Reviews and bookish conversation with author Samantha Wilcoxson.
If I am lost, you will find me in medieval England.
You can also find me - and my books - on my blog.
Everyone who comes into contact with Undine Spragg ends up regretting it. She pulls them in with her beauty and appearance of innocence, but this girl knows what she is doing - if only she could figure out what she wants. Constantly striving for whatever it is she doesn't have, Undine has a sense of entitlement that knows no bounds. If her parents can't provide it, then she must need a husband. If he is incapable, well, she'll find a lover who can meet her bills. She seems to feel no remorse for those she tramples in her quest to get . . . . well, she's not completely sure where.
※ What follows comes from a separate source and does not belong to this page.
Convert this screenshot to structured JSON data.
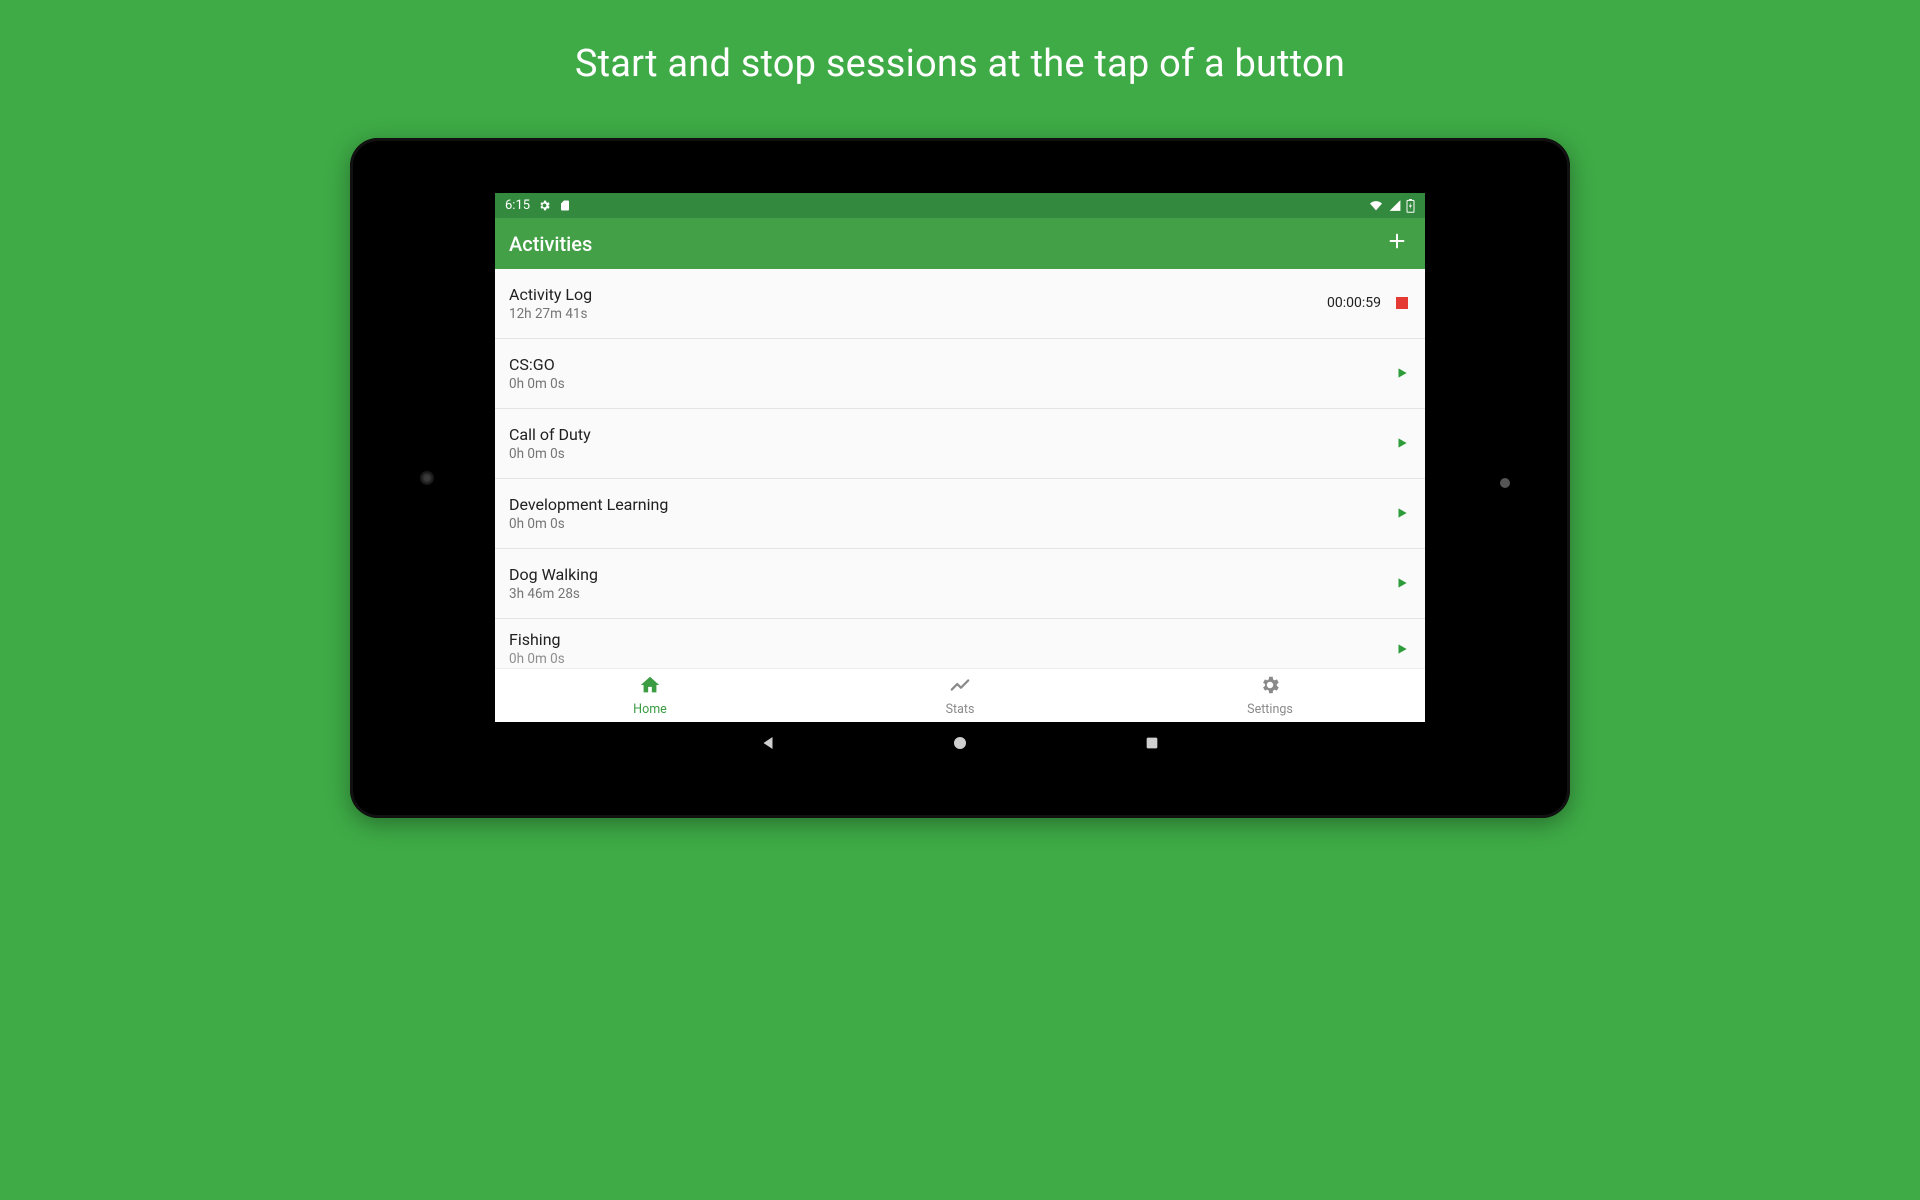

I know that this novel is Wharton's big hit, but I honestly enjoyed others more, especially Age of Innocence, House of Mirth, and Ethan Frome. This novel is conspicuously missing the big surprise ending that haunts the reader long after finishing her other works. While not my favorite, this is still a very worthwhile read as anything by Wharton is beautifully written and thought provoking.